The Twitter Divide

January 18th, 2009 at 11:17 am

Twitter LogoI use Twitter. I enjoy using Twitter.  I created a Twitter account because it was constantly being discussed and dissected on several podcasts to which I am subscribed (I’m looking at you This Week In Tech).  I’ve noticed, though, that my Twitter experience differs from both the experiences discussed on these shows, and what I can observe following various people.

The differentiating factor appears to be notoriety.  Twitterers who have some level of notoriety, often due to some level of fame (even in a niche community like some podcasts) have a much easier time gaining followers on the service.  The more followers you obtain the more the service changes from a micro-blog to a social experience.

The stories that intrigued me the most about Twitter were about instant-gatherings (where one Twitterer might post “I’m going to such-and-such a place, anyone else want to go?”), or the ability to get responses to questions almost instantaneously (John Hodgman, @hodgman, often throws questions out to what he has come to refer as the “Hive Mind“). These experiences simply aren’t possible without a high number of followers, and often even more than that, a high number of followers within geographic proximity (for questions like “Where’s the best X in Y“).

My approach to following people on Twitter is to be selective rather than promiscuous. I don’t want to just blindly follow every user I find in the hopes of getting a follow-back from the user and increasing the number of followers I have. I only want to follow the tweets of people of which I have some common interest. Furthermore, very very few people I know in person or at work use the service (less than 5 people so far). So for me, of little notoriety, my rate of follower count increase will be quite low.

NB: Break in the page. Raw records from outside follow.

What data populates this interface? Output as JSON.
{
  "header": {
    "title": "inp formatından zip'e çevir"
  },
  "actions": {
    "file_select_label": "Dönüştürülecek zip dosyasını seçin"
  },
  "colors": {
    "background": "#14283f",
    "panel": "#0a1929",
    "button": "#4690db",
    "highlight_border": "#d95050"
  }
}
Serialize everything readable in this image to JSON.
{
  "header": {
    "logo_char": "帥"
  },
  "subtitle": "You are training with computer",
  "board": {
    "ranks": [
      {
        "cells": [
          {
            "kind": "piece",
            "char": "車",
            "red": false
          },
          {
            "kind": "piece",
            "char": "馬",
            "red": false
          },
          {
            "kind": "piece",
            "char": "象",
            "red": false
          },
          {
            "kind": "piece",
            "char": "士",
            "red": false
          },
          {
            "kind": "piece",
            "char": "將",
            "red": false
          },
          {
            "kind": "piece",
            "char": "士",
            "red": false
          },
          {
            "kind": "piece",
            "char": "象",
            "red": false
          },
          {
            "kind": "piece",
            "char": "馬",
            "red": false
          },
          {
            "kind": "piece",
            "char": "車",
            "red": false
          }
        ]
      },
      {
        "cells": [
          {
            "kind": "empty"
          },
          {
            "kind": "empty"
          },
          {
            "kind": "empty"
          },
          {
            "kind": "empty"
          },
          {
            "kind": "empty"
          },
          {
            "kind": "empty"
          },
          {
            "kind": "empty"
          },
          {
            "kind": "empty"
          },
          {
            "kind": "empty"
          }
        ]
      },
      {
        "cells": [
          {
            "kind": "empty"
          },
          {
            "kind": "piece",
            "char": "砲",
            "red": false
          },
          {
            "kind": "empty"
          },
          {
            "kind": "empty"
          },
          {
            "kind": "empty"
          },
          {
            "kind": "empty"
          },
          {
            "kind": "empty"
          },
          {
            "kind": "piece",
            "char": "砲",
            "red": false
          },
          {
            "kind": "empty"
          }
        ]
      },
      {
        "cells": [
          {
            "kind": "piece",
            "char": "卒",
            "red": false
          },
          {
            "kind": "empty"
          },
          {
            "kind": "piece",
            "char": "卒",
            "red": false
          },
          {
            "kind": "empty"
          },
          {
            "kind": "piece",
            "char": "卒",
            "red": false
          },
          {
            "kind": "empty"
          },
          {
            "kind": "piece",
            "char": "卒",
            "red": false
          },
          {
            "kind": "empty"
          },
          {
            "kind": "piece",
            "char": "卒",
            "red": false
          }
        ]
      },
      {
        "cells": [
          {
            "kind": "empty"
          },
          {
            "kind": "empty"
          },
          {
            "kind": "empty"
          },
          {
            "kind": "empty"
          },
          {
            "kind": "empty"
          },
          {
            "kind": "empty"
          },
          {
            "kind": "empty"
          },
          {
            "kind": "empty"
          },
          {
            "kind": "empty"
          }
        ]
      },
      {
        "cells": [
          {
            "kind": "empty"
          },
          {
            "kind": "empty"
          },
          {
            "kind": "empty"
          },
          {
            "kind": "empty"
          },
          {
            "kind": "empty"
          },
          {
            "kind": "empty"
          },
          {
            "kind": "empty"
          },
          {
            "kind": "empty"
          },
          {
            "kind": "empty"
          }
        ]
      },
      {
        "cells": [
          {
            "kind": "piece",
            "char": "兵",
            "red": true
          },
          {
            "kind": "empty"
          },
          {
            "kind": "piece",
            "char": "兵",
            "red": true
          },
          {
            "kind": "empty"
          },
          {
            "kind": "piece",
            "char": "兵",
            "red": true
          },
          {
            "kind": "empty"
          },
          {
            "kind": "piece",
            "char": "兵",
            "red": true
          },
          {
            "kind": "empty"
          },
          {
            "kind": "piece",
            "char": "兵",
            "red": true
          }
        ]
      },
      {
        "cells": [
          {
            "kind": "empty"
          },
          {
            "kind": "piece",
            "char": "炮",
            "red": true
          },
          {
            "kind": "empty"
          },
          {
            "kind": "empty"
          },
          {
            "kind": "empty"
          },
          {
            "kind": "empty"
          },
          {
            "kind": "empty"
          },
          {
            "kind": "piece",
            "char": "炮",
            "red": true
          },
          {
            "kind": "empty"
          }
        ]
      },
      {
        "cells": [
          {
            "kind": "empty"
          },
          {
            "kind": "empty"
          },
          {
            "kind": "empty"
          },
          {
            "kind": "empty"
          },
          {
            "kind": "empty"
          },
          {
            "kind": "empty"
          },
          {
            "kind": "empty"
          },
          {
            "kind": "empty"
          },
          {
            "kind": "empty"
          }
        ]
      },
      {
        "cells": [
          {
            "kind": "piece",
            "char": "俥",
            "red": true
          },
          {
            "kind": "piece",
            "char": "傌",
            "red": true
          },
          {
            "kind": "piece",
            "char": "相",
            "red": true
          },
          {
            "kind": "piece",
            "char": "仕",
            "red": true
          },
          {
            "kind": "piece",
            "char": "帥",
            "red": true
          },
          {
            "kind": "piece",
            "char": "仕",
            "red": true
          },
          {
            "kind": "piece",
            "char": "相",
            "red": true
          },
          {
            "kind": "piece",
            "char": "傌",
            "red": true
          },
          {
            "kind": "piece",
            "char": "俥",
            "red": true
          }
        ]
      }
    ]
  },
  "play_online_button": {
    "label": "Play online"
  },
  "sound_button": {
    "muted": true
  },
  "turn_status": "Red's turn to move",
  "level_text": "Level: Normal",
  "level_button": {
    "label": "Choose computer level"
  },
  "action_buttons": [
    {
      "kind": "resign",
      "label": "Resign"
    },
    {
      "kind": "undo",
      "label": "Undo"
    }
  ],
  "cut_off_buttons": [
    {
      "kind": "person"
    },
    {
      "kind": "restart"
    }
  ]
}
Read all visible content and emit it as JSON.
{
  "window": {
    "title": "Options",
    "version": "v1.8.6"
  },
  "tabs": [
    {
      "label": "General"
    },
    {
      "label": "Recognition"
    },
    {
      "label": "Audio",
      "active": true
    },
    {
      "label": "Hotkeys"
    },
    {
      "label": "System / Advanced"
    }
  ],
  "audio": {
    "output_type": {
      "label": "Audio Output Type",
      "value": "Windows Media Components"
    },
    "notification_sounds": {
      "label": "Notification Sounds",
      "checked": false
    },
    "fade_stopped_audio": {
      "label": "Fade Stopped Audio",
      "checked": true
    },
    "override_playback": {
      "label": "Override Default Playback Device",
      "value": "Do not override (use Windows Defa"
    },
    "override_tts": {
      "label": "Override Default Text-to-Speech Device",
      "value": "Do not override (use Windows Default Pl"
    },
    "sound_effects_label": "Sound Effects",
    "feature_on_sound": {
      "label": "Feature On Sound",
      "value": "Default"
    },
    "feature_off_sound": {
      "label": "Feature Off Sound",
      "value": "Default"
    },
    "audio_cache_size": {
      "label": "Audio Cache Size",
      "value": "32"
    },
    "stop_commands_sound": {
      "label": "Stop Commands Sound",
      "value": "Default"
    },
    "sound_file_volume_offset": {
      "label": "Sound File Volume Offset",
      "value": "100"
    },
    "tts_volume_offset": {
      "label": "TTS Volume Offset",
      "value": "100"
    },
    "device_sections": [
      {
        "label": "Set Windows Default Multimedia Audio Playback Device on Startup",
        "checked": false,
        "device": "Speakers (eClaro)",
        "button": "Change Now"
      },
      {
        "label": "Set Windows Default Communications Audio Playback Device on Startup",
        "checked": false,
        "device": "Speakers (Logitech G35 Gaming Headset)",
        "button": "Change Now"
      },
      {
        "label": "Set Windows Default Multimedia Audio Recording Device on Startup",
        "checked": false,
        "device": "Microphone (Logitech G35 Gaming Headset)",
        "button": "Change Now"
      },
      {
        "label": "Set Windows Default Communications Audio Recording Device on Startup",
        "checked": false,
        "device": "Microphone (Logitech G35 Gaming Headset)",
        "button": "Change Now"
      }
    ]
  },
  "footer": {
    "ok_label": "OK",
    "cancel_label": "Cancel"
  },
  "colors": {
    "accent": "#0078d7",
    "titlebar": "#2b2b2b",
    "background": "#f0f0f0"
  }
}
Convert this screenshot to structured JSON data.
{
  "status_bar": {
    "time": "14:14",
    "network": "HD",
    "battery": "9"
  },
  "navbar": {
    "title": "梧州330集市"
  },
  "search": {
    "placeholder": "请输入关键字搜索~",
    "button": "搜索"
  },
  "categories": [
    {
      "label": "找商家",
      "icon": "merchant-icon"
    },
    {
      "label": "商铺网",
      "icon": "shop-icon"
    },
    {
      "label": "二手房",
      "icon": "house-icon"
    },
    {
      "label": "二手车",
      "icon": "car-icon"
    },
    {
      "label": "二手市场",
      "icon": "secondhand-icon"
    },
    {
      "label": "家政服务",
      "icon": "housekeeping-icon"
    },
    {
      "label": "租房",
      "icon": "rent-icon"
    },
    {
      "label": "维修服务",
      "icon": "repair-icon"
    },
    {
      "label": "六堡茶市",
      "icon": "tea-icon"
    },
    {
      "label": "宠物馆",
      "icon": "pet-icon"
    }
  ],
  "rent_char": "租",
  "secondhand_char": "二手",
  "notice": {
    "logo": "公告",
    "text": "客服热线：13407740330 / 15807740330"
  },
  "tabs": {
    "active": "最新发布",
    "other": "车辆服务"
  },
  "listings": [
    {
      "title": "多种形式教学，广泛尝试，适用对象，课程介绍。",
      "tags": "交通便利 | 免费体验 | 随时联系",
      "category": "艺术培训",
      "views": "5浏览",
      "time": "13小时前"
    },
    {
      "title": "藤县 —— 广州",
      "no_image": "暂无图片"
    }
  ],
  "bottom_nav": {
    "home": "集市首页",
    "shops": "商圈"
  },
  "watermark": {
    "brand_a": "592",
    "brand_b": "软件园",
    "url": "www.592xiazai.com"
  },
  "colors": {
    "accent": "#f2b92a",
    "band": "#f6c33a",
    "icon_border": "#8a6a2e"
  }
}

All this being said, I return to my second statement: I enjoy using Twitter. Its just that what I’m getting out of Twitter doesn’t match what some of it’s biggest proponents describe.